* ASSIGNED TASK:
The answer must consist of every line below that contains the word "title".

* DATA EXTRACTS:

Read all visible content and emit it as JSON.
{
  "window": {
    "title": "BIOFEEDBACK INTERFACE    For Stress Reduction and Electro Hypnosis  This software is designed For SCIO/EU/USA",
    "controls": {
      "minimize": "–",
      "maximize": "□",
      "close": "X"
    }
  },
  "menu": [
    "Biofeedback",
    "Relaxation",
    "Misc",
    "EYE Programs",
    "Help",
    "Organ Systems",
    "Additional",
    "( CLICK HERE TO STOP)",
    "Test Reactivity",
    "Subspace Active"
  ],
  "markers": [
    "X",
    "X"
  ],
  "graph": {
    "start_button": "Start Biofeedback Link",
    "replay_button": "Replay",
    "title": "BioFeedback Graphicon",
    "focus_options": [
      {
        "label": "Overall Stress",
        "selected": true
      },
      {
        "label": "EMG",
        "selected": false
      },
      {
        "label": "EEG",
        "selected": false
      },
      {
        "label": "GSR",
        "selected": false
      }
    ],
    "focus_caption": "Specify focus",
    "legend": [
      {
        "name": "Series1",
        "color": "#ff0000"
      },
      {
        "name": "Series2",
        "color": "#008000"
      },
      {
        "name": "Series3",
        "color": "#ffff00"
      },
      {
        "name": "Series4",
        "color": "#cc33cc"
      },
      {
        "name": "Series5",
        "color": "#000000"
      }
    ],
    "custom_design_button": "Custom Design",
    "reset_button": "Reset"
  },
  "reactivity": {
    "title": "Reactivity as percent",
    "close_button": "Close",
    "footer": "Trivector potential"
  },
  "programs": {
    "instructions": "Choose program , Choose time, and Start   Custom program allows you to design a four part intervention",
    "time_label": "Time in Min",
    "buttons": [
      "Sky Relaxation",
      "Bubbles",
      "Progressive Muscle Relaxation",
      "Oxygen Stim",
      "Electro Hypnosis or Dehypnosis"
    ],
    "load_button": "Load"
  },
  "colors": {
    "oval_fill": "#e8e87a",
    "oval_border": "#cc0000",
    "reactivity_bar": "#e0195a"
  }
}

* RESPONSE:
    "title": "BIOFEEDBACK INTERFACE    For Stress Reduction and Electro Hypnosis  This software is designed For SCIO/EU/USA",
    "title": "BioFeedback Graphicon",
    "title": "Reactivity as percent",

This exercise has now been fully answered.